(1) USDA (2015) NDL/FNIC food composition database home page. Available at: http://ndb.nal.usda.gov (Accessed: 6 January 2016). (2) Sommerburg, O., Keunen, J. E. E., Bird, A. C. and van Kuijk, F. J. G. M. (1998) ‘Fruits and vegetables that are sources for lutein and zeaxanthin: The macular pigment in human eyes’, British Journal of Ophthalmology, 82(8), pp. 907–910. (3) Murador, D. C., Mercadante, A. Z. and de Rosso, V. V. (2016) ‘Cooking techniques improve the levels of bioactive compounds and antioxidant activity in kale and red cabbage’, Food Chemistry, 196, pp. 1101–1107. (4) Cartea, M. E. and Velasco, P. (2007) ‘Glucosinolates in Brassica foods: Bioavailability in food and significance for human health’, Phytochemistry Reviews, 7. (2), pp. 213–229. (5) Dal Maso, L., Bosetti, C., La Vecchia, C. and Franceschi, S. (2008) ‘Risk factors for thyroid cancer: An epidemiological review focused on nutritional factors’, Cancer Causes & Control, 20. (1), pp. 75–86. (6) Krajcovicová-Kudlácková, M., Bukova, K., Klimes, I. and Seboková, E. (2003) ‘Iodine deficiency in vegetarians and Vegans’, Annals of Nutrition and Metabolism, 47. (5), pp. 183–185. (7) Bath, S. and Dietitian. British Dietetic Association (2014) Food fact sheet.

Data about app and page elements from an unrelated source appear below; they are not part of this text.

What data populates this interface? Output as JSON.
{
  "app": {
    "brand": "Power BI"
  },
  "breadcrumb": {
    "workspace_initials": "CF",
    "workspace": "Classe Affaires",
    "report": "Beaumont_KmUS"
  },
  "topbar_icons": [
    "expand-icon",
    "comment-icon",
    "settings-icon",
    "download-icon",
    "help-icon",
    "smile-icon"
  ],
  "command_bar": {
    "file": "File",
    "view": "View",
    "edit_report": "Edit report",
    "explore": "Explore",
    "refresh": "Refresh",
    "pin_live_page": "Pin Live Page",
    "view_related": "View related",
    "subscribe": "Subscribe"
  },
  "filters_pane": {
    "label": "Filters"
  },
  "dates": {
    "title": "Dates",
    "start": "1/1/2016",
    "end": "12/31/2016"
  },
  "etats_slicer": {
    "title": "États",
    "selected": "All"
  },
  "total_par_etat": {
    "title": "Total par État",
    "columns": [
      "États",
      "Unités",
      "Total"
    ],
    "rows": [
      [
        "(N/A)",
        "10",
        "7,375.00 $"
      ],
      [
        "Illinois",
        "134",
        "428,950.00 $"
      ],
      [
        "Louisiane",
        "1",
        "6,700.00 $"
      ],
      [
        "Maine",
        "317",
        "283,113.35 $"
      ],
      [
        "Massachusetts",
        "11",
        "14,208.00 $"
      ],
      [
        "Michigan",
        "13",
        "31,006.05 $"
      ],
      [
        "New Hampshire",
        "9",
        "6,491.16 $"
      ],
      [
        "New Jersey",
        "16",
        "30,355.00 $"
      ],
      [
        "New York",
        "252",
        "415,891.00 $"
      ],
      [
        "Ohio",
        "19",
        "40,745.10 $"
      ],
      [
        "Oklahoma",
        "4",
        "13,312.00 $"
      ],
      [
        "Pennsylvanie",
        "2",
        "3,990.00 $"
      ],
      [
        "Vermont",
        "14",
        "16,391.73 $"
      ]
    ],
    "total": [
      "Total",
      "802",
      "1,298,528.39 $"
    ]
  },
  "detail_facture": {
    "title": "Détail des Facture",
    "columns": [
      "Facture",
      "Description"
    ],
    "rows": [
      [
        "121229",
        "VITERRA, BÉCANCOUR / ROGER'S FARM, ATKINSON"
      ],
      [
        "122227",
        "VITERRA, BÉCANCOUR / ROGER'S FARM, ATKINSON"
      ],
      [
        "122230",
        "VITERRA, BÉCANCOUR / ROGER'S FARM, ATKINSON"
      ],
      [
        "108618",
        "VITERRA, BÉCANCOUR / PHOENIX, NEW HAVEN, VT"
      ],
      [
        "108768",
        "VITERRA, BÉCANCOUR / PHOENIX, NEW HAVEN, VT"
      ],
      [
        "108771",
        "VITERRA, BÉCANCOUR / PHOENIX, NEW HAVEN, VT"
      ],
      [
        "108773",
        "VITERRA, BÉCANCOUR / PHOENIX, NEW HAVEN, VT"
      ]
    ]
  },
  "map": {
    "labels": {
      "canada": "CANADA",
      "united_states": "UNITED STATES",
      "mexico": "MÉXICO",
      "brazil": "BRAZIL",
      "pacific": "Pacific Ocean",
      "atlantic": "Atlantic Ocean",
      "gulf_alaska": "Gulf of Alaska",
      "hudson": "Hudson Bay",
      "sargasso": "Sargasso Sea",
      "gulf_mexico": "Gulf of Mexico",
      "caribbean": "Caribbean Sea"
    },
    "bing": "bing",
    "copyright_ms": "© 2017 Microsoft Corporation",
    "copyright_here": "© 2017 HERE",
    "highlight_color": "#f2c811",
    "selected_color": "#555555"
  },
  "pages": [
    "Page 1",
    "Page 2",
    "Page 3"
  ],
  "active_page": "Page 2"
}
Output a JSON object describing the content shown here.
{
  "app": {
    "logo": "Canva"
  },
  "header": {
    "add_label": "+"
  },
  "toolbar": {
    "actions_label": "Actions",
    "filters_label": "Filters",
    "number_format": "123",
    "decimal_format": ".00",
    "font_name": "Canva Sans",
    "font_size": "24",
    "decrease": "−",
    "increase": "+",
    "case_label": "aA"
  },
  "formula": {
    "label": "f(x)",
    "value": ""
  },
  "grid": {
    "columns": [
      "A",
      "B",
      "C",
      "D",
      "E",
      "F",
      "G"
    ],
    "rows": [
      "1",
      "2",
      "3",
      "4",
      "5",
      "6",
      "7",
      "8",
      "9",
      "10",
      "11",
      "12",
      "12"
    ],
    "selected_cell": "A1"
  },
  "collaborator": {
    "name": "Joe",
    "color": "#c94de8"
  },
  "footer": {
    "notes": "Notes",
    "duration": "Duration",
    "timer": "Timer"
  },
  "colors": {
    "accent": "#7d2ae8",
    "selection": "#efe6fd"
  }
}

Available at: https://www.bda.uk.com/foodfacts/Iodine.pdf (Accessed: 17 January 2016). (8) Chu, M. and Seltzer, T. F. (2010) ‘Myxedema coma induced by ingestion of raw Bok Choy’, New England Journal of Medicine, 362(20), pp. 1945–1946. (9) Johnson, I. T. (2002) ‘Glucosinolates: Bioavailability and importance to health’, International Journal for Vitamin and Nutrition Research, 72(1), pp. 26–31.
*Interestingly, organic milk has about 40% less iodine than non-organic milk.